Tuesday, October 14, 2014
Malcolm Bertoni, Assistant Commissioner for Planning at the Food and Drug Administration, shares the important elements of a successful analytics program and a road map for getting there.

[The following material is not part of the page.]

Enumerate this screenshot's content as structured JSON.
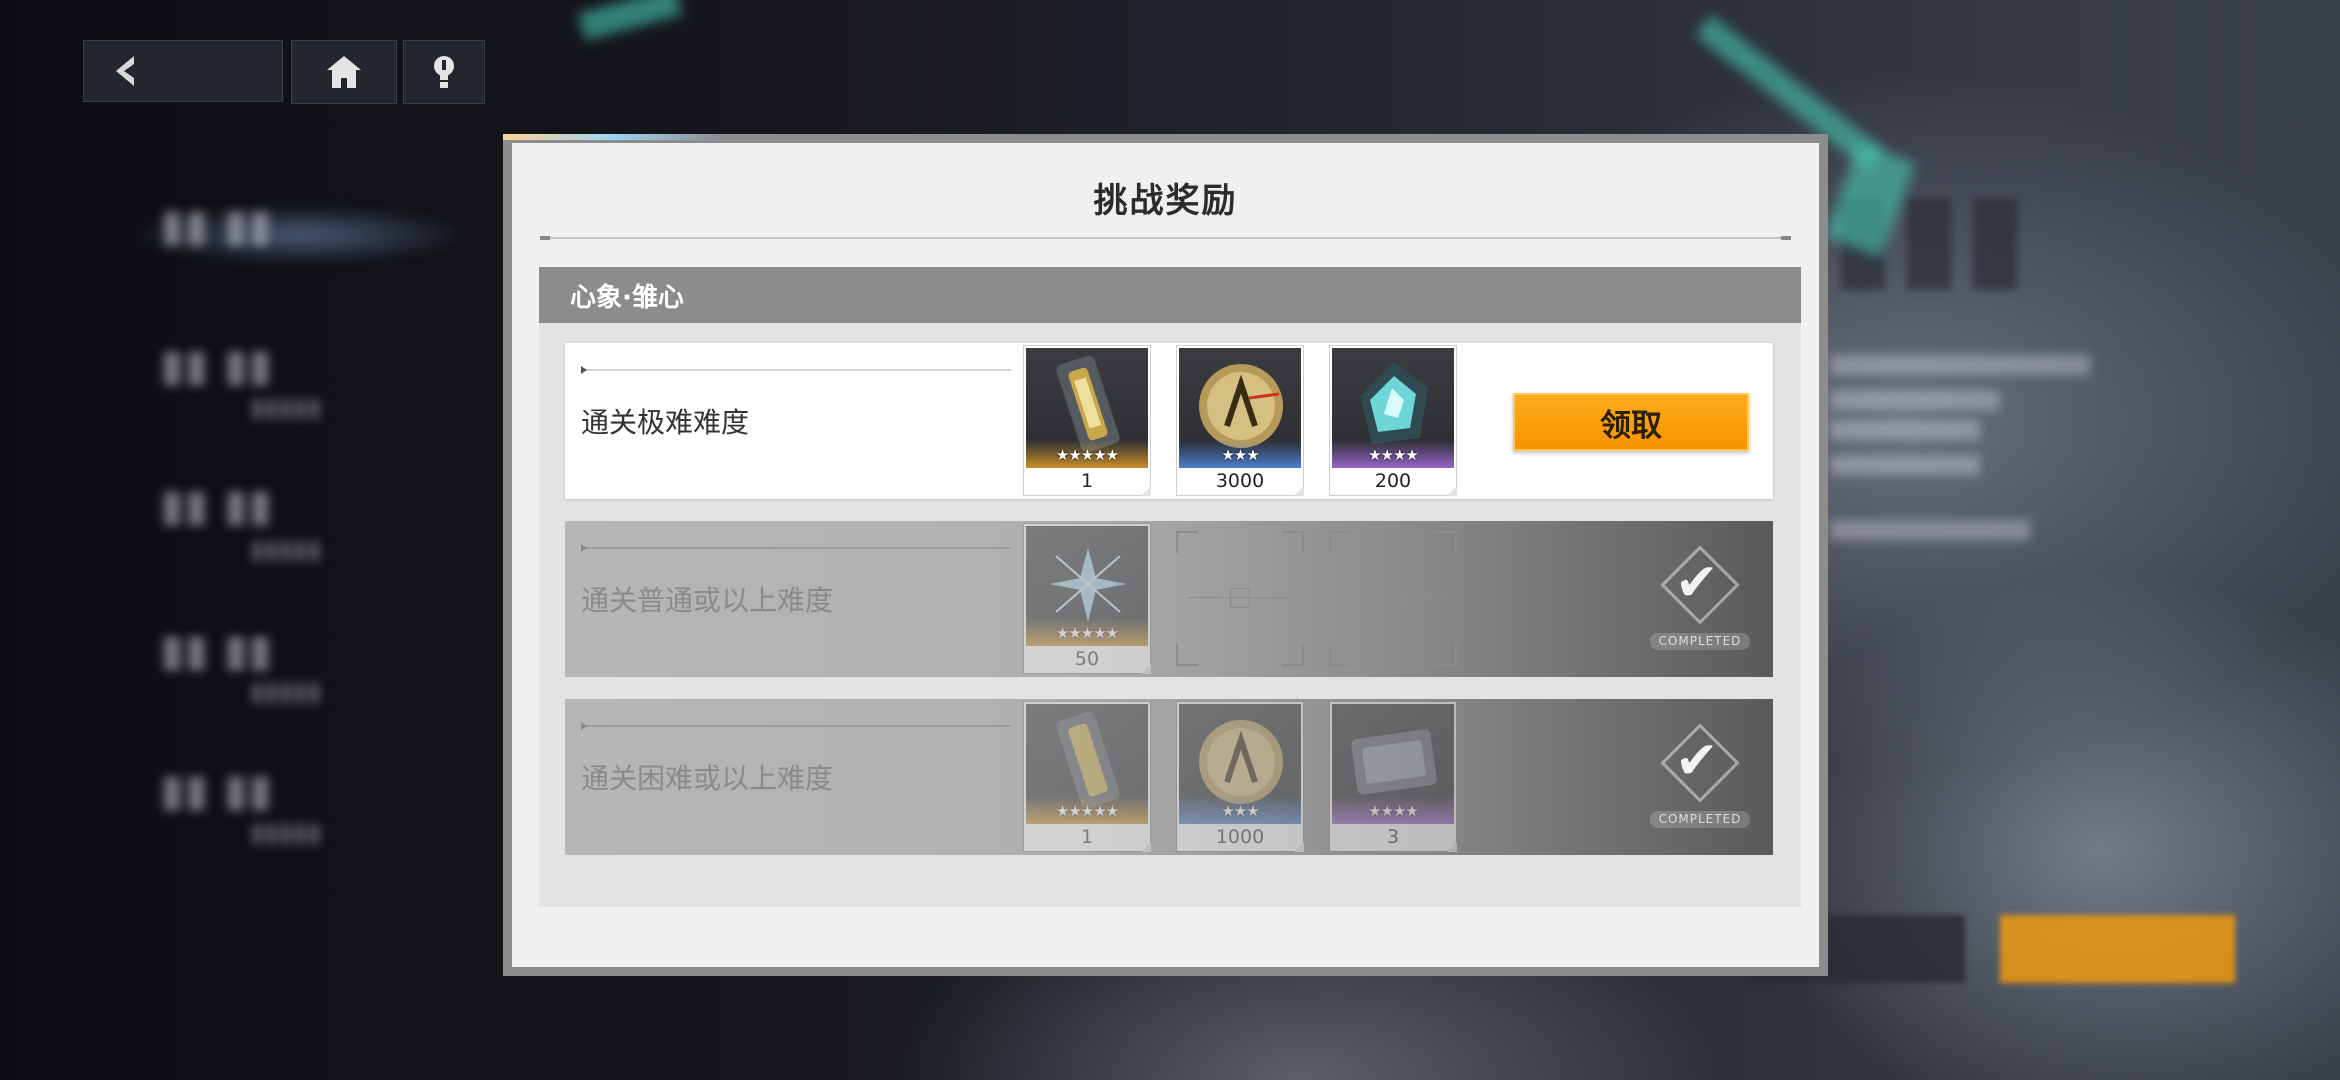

In the late 1980’s and early 1990’s, the Food and Drug Administration (FDA) faced a mountain of criticism. It was thought that the public health safety precautions built into its drug evaluation procedures in reaction to the Thalidomide tragedy two decades earlier were responsible for delaying consumers’ access to vital new drug therapies. Particularly in light of the growing activism around fighting AIDS, critics argued that the FDA procedures were born out of disaster and therefore extremely overcautious. In response, Congress passed The Prescription Drug User Fee Act of 1992, which enabled FDA to charge user fees to drug companies in order to fund the work required to improve the agency’s evaluation process performance. The legislation also required that the FDA report to Congress regularly the agency’s progress in meeting the goals. The FDA began using analytics to review new drug and medical device applications and to better report on its performance targets for the Prescription Drug User Fee Act. Mr. Bertoni describes his road map for implementing a successful analytics program: Executive Sponsorship and Specific, Clearly Defined Goals. Initially, there was some apprehension when the FDA engaged various program areas to collaborate on how to improve performance. Fortunately, there was very clear executive sponsorship as the law requires regular reports to Congress and the President on performance outcomes. The need for transparency, as well as the fiduciary aspect of the user fee structure, also imposed a mutual responsibility between the FDA and pharmaceutical companies. This all fostered collaboration from a business perspective, which resulted in the early establishment of specific, clearly defined goals. Partnerships. FDA then built a cross-agency partnership with those where performance management processes were already in place. Whether drug or medical device trials, both sets of processes involved collecting huge volumes of data and evaluating that data against specified criteria. The definition of metrics, whether that metric is the number of successes within a drug trial cohort or the numbers of drugs approved per year, is a scientific process with which FDA staff are very familiar. Mr. Bertoni reported that the FDA made sure to emphasize the real goal of instituting performance management – ensuring that the American public receives the fastest possible access to advances in medical science and treatment of disease – and to emphasize that it is NOT in any way punitive. The scientific methodologies already in place at FDA helped internal stakeholders see the value of standardization and to create sets of well-defined processes that both enabled better delivery of the mission and improved performance management. Key Performance Indicators. Once the stakeholders were all engaged and some initial standards and processes defined, the process of defining key performance indicators began. Mr. Bertoni relayed that a combination of Top Down and Bottom Up contributors were needed to develop a strategy for performance improvement. The measures needed to be both efficient and relevant. Efficient measures were clearly supported by data that could be captured and analyzed relatively easily. Relevant measures were easily understood in the context of the process they were applied to. According to Mr. Bertoni, without the involvement of the process actors at the agency level, the importance of some measures could have been overlooked. By discovering the relationships between the processes themselves and performance measures, a set of KPIs were developed. Culture Shift. It became clear that the performance management initiative was more about defining goals than assigning blame. Mr. Bertoni told us, the FDA staff “discovered the power of actually measuring and tracking something . . . all of a sudden, they have an ‘A HA!’ moment and can see . . . the value of applying the same scientific principles used in application review or risk analysis to actually manage the program and the resources.” That culture shift from silos of ownership to collaboration across organizational lines with real acceptance of performance goals as part of the public health mission was the main enabler for FDA’s success in using analytics to measure and improve performance. As proof of this success, Mr. Bertoni cites the program FDA-TRACK, which is accessible from the FDA website. FDA-TRACK provides a "regular conversation about performance" as well as a dashboard where one can drill down through performance data. To listen to Mr. Bertoni’s complete podcast and to read excerpts from his interview, visit the “Conversations on Using Analytics to Improve Mission Outcomes” page. In my next blog, I will highlight the insights gleaned from an interview with Carter Hewgley, Director of Enterprise Analytics at the Federal Emergency Management Agency.